And that's where the heartache begins. I haven't checked things this morning, as that would require taking off my socks -- Did I mention you have to take your socks off to get measured? -- and bending over is just too much work. But last night, the Beast confirmed my deepest, darkest fears -- that according to the UNDERFAT HEALTHY OVERFAT OBESE scale, I am teetering into the obese category. The Beast also confirmed what the piece of crap Walmart special was trying to tell me, that I am 206 pounds, not 205.8 or 206. 2, but 206.0 on the nose.
So, now I have three measures to track my progress or lack thereof: body weight, body fat and body water percentage. Whoopee! Obese? Come on!
Then I turned sideways and looked at myself in the mirror. (insert long pause here) Ahh, there's the rub, as Hamlet said. Looking straight on the perspective is misleading, overly optimistic. Looking at the side view is the money shot, the view of truth, the modus operandi for this Middle Age Bulge journey I've set upon. Where did that lopsided hourglass figure come from? Could it have been that beer, those chips, the yam fries and blackened chicken melts and overflowing lunch meals served up in the cafeteria at work? Yah, probably. Certainly.
I've noticed in the dawning days of what needs to become a significant life change that my eating challenges are easily overcome in the morning, midday and afternoon -- it's the evenings that prove to be the most difficult. Sitting in my favourite spot reading The Prince of Tides by Pat Conroy, my stomach and brain begin their familiar dance trying to figure out what food or drink would make the evening more perfect. My thoughts drift from the page to the cupboard and images of crackers and cheese appear, disappear, then reappear. Vegetables and fruit don't even make a guest appearance in the movie reel of my mind.
"I'm going to go for a long walk after supper," I declared, feeling compelled to do something to begin moving the health meter in the better direction.
With temperatures dipping near -30 degrees, I put on all of my winter accoutrement including the uber warm, super large snow pants and snow boots, and headed north. Across the old snow dump at the end of Father Mercredi street, through a well-worn walking path in the willows, a quick slide down the bank and I found myself on the frozen snow covered Clearwater River.
The full moon had made its presence known earlier in the day, shimmering behind the clouds on the northern horizon, like a second sun.
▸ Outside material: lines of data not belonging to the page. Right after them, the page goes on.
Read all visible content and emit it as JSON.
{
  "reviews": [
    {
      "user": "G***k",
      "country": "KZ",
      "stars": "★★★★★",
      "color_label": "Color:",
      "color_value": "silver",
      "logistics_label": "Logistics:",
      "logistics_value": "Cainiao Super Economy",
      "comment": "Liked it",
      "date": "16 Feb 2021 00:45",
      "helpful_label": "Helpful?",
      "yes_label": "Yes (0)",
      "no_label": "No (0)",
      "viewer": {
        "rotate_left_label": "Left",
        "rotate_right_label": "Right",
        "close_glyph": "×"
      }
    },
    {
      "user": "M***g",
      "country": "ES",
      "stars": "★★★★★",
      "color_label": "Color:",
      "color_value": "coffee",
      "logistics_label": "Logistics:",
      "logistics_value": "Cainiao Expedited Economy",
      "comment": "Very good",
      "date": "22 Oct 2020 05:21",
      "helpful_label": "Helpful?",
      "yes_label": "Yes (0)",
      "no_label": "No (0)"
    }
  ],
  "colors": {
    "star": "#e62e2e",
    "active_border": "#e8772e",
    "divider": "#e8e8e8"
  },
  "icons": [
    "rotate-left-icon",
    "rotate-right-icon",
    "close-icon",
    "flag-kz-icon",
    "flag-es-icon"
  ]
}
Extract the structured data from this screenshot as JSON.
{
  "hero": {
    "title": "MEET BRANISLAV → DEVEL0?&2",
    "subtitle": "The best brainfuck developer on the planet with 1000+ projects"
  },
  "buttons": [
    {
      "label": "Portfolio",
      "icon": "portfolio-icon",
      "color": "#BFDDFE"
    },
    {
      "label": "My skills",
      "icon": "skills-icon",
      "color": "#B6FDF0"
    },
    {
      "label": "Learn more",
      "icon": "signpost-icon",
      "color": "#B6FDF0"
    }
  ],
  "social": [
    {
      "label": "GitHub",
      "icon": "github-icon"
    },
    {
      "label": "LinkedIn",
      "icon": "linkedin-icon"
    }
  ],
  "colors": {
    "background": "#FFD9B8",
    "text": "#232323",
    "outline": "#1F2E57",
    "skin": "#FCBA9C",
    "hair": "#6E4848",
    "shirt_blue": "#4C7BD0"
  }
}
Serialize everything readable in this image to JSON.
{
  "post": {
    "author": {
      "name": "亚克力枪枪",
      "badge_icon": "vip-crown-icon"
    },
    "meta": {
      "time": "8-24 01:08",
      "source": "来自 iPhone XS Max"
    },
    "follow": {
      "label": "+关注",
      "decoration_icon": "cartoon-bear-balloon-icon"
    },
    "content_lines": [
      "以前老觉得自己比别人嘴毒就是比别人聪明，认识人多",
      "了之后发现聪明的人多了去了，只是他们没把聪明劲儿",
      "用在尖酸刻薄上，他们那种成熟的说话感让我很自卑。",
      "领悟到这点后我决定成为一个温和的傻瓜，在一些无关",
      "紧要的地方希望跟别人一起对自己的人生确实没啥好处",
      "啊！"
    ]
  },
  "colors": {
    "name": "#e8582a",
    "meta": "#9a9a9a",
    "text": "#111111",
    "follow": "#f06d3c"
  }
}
Now it owned the sky, bathing the long expanse of the Clearwater in a kind of magical half-light, shades of dark blue and purple with the pinpricks of stars creating a celestial ceiling.
I liked the solitude of this path, adjacent to a teeming city but completely stark and apart -- so close yet so far. Following the snowmobile tracks on the south side of the river I slogged ahead one heavy step at a time, feeling that spot on my heal where my boots dig into my flesh, adjusting my step to mitigate the pain. I decided that I would walk as far as the new building going up along the river next to Rona, then turn around.
When I'm walking around town, every distance seems so much longer, the city so much bigger. There is a similar effect on the river being both longer and wider than I imagined. My thoughts often drift back to the early settlers and how the world must have seemed so much larger to them. With fast cars, fast airplanes and fast Internet connections, the world has been compressed beyond measure.
It was cold as I turned and began walking with the current, but it felt good as ice crystals formed on the tip of my jacket covering my chin. My legs grew heavy, one foot in front of the other, by rote following the tracks toward Snye Park where I got off the river and scooted through the forest and former snow dump before emerging on to Hill and finally Demers Drive, home.
December 31, 2009 - 205.4 pounds, 31.1 % body fat